Task objective:
When you spot the word "stats" in a line of the data below, copy that line.
START Dataset records
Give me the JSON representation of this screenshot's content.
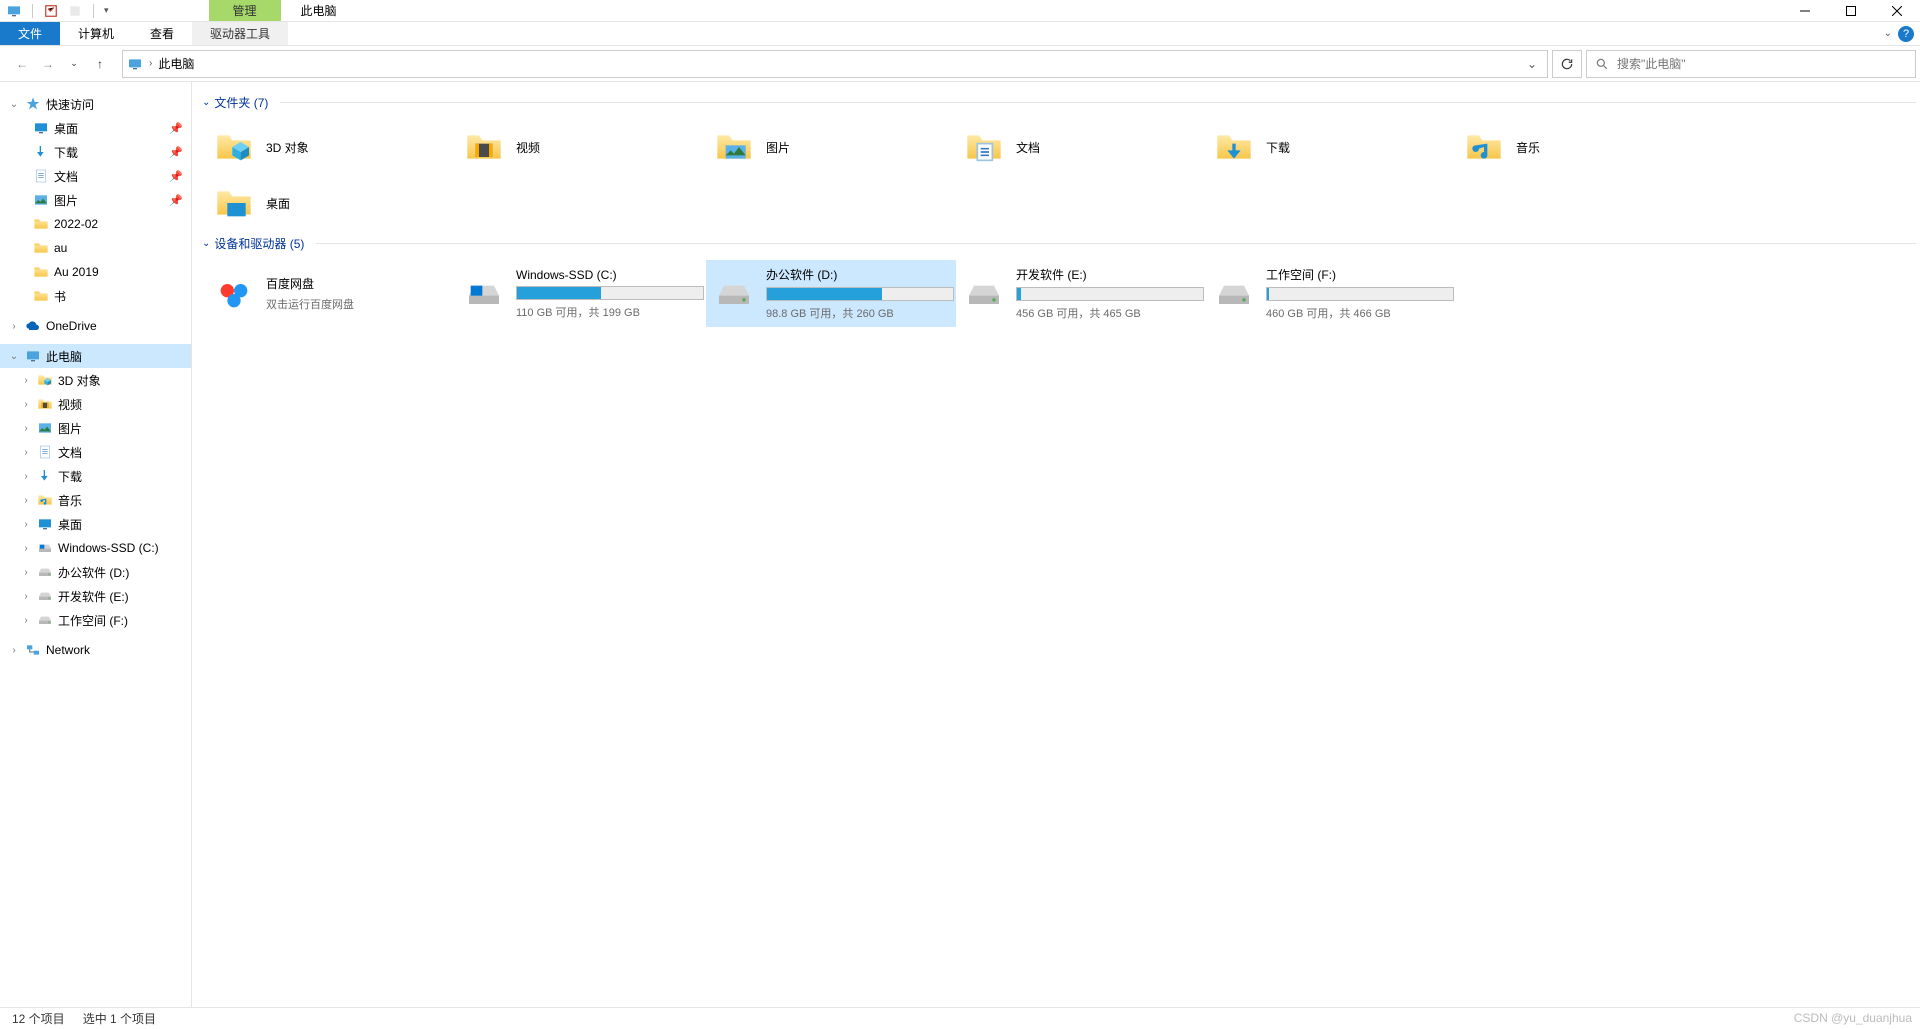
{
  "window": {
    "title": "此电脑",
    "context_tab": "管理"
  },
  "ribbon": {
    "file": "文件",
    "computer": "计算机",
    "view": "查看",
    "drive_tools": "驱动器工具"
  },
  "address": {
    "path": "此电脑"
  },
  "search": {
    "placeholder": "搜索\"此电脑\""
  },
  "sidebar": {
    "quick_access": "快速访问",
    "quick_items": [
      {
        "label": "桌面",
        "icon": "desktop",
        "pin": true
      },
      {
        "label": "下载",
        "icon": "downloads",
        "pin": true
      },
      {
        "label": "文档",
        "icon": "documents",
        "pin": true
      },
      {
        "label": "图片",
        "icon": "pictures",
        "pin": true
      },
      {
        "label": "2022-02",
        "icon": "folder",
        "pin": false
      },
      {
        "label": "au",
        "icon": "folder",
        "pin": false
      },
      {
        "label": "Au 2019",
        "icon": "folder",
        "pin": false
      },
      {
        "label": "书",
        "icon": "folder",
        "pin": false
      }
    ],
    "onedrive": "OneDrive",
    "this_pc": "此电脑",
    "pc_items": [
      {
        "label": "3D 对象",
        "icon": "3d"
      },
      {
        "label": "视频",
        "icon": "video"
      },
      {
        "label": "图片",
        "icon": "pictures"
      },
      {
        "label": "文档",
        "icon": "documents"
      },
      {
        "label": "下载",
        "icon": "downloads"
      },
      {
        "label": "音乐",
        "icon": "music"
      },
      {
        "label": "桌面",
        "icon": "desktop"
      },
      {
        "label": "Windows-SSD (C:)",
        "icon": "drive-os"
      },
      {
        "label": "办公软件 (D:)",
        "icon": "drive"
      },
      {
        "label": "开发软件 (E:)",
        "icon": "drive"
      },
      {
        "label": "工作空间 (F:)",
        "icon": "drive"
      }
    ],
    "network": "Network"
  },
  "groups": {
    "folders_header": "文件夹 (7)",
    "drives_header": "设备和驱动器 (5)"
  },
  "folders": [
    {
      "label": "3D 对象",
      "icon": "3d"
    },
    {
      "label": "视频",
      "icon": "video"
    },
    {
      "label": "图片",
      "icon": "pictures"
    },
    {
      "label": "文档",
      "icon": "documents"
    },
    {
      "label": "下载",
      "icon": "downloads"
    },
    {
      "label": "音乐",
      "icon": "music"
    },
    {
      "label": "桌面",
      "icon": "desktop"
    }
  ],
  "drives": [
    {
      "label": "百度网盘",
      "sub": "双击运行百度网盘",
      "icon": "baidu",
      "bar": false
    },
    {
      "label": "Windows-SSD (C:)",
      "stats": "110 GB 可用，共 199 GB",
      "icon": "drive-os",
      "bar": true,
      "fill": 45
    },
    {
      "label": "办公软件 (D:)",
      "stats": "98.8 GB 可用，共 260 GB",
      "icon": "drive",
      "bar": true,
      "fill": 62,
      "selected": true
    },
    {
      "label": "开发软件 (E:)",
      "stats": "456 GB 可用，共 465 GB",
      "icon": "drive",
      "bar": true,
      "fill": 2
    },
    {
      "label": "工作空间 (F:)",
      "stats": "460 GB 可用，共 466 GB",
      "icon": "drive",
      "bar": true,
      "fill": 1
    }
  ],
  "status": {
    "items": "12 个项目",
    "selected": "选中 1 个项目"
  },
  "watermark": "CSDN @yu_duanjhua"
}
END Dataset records
Task result:
      "stats": "110 GB 可用，共 199 GB",
      "stats": "98.8 GB 可用，共 260 GB",
      "stats": "456 GB 可用，共 465 GB",
      "stats": "460 GB 可用，共 466 GB",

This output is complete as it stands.